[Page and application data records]
◆ ◆ ◆ ◆

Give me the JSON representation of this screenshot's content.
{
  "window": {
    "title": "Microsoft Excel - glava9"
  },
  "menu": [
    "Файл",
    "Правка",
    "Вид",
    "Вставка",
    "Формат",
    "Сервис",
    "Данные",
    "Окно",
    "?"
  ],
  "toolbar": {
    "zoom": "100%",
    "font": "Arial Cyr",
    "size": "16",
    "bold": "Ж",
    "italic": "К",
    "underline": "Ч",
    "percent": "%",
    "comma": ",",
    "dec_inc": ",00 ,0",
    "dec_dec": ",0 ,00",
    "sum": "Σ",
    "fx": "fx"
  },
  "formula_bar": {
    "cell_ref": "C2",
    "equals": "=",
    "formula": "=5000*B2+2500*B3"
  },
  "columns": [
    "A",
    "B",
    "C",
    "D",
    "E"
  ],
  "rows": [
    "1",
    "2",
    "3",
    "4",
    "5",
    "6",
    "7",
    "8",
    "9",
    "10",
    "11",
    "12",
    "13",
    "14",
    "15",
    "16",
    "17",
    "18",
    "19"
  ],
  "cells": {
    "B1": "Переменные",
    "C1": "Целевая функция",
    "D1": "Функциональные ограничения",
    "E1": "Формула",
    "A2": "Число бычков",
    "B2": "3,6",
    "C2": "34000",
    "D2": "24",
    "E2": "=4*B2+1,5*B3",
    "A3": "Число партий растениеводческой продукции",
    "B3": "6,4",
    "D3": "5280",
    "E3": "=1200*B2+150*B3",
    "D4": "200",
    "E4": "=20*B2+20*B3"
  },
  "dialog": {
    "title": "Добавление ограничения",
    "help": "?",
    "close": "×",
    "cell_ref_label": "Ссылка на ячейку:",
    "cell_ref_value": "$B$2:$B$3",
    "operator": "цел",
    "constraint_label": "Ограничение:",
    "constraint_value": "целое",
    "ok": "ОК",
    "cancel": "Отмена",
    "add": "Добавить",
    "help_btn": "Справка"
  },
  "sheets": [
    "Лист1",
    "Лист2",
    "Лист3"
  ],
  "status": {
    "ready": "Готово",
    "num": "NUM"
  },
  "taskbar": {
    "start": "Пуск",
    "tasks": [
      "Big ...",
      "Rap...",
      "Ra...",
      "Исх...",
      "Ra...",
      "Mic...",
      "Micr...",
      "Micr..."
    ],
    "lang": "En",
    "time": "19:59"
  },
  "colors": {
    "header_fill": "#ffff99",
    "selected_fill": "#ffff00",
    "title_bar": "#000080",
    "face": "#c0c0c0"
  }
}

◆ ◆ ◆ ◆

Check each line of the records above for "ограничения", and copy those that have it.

**SOLUTION FOR THIS EXERCISE**
    "D1": "Функциональные ограничения",
    "title": "Добавление ограничения",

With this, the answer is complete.